GSA has adopted the Symphony Procurement Suite to manage its IDIQ contracts. This web-based, commercial off-the-shelf (COTS) contract management and automation tool from Apex Logic allows government organizations to manage complex contracts. Symphony ensures agencies are purchasing according to fair opportunity laws and rules. GSA is still using eBuy and GSA Assist to manage task order deals—the use of Symphony is optional. However, it is the preferred way of the future. Who is using Symphony? Symphony was first used on the GSA OASIS program to provide oversight and management of the solicitation process, including proposal evaluations. It has also been used or will be used to capture bids for complex IDIQ vehicles like Polaris, ASTRO, OASIS+, Alliant 3, Evolve (Department of State), and OMNIBUS (Defense Health Agency). Symphony operates in the FEDRamp-certified AWS cloud, is completely compliant with FAR 16.5, 100% web-based, and uses open-source technology. GSA claims that to … Continue reading Missteps to avoid when using GSA’s Symphony Procurement Suite
Given the recurring problems with large multiple-award contract vehicles, the government needs to reevaluate how it bundles the purchasing of IT products and services. What started out to be Best in Class acquisitions may be turning out to be more like worst-in-class procurements. There is no denying that when the government says it is going to bundle up a major portion of the IT market and compete it through acquisition vehicles, companies will fight to the death to be one of the awardees. Bidders know all too well that if they are not a winner on these major acquisition vehicles, they will have to sit on the sidelines for the next five or more years watching their competitors participate in an exclusive club of companies who have been granted access to this market. What started out to be a strategy to streamline IT acquisitions has turned out to be anything … Continue reading Best-in-class, or worst-in-class?

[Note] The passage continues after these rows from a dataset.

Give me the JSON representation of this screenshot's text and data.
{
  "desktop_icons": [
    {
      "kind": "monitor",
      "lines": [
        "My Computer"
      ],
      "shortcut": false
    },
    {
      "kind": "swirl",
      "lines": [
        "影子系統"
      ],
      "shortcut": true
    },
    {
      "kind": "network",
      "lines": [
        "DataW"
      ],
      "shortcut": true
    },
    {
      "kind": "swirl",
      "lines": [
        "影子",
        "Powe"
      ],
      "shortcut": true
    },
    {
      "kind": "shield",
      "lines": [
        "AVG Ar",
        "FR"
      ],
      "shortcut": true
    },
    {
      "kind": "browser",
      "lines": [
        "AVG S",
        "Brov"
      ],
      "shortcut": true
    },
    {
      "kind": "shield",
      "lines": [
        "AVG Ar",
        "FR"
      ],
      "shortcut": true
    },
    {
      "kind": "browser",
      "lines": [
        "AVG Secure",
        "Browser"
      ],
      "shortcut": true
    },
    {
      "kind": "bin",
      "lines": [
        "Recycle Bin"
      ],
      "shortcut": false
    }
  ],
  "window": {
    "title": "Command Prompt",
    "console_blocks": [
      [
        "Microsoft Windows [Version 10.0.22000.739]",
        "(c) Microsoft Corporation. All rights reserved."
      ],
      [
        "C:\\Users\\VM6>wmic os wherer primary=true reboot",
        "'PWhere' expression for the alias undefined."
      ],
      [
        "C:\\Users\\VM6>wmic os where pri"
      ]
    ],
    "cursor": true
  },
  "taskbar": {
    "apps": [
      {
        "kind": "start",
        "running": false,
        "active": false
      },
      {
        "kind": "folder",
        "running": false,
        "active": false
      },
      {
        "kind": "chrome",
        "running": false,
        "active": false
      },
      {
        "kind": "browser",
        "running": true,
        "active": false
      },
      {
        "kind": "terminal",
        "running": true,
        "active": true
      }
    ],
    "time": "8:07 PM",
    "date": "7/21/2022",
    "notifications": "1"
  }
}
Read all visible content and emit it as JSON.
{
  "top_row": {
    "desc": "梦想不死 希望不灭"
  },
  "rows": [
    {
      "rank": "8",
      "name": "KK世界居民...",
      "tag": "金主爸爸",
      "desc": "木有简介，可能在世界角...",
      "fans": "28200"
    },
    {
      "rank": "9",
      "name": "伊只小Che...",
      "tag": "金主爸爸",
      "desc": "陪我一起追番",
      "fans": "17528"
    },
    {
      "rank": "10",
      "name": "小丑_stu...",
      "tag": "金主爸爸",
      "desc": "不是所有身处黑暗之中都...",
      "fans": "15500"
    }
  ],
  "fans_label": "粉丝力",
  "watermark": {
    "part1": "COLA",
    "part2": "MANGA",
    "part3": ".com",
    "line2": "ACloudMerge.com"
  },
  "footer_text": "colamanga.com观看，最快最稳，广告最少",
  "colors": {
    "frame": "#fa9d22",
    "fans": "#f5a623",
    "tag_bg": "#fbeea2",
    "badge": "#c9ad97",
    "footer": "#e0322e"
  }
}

The General Services Administration (GSA) issued the final Multiple Award Contract (MAC) RFPs for the Polaris women-owned Small Business (WOSB) and Small Business (SB) pools on March 25. This much anticipated information technology (IT) solicitation is the replacement for the Alliant 2 Small Business solicitation ($15 billion ceiling) which never made it to the final RFP. The Polaris government-wide acquisition contract (GWAC) will eventually include four different pools: SB, WOSB, historically underutilized business (HUB) zones as well as service disabled veteran-owned small businesses (SDVOSB), replacing VETS 2. While 8(a) firms do not have a separate pool, they can apply for any of the Polaris pools for which they qualify as they await the STARS III RFP. Pre-Award Protests Almost as soon as the RFP was released, the first Polaris pre-award protest quickly followed. BD Squared filed a protest with the Government Accountability Office (GAO) on March 29 regarding provisions in … Continue reading Polaris Pre-Award Protest: The New Normal for MACs?